holes in heels or toe. A mew pair
FREE if they fail. Price $1.00.
tub, will light-
en your wash-
day tasks
This Interests You
The Workman’s Compensation
Law went into effect Jan. 1, 1916.
It makes insurance compulsory.
We specialize in placing such in-
surance. We ins Plants and
recommend Accident Prevention
Safe Guards which Reduce Insur-
ance rates.
It will be to your interest to con-
sult us before placing your Insur-
State Calless " Bellefonte
At a Reduced Rate, 20%
133 J. M. KEICHLINE, Agen
Fills ix § gr “5 Gold Dataliic
fis ie ASK FS Si Trne
hay BEAD YIN Retabie
sides rang with the
light—an evening’s
is a Prescription for
Colds, - Grippe, - Flu, - Deng
Bilious Fever and Malaria.
It is the most speedy remedy kmown
em ———
“ erously for several
days in Western Pennsylvania and the country
merry tinkle of sleigh bells,
that had long hung rusting in the barns. One
cheery member of the farm community had
turned to his telephone and passed along the
word for a general sleighing party by moon.
entertainment which proved
the social event of fhe year,
30 years in
Baney’s Shoe Store
WILBUR H. BANEY, Proprietor
the Business
In our meat market you will fir
all the choice cuts that can be la
We buy beefs in the original
ters and can serve you with the a
Our stock is tender and fresh. It
the best meat that money can bu
Our regular customers would not §
elsewhere, We want to add yo
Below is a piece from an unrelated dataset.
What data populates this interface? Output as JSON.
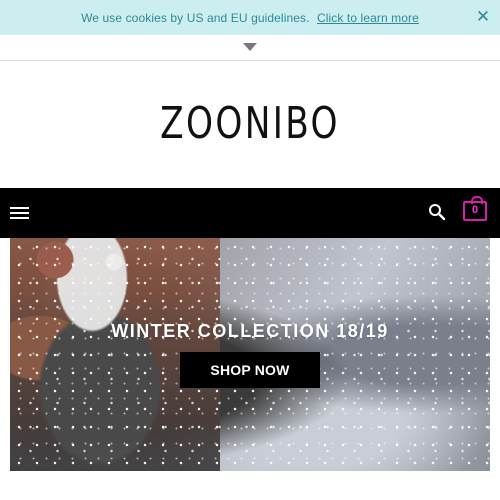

patronage to our steadily growir
Telephone 687
Market on the Diamond
Bellefonte, Penna.
P. L. Beezer Estate.....Meat Market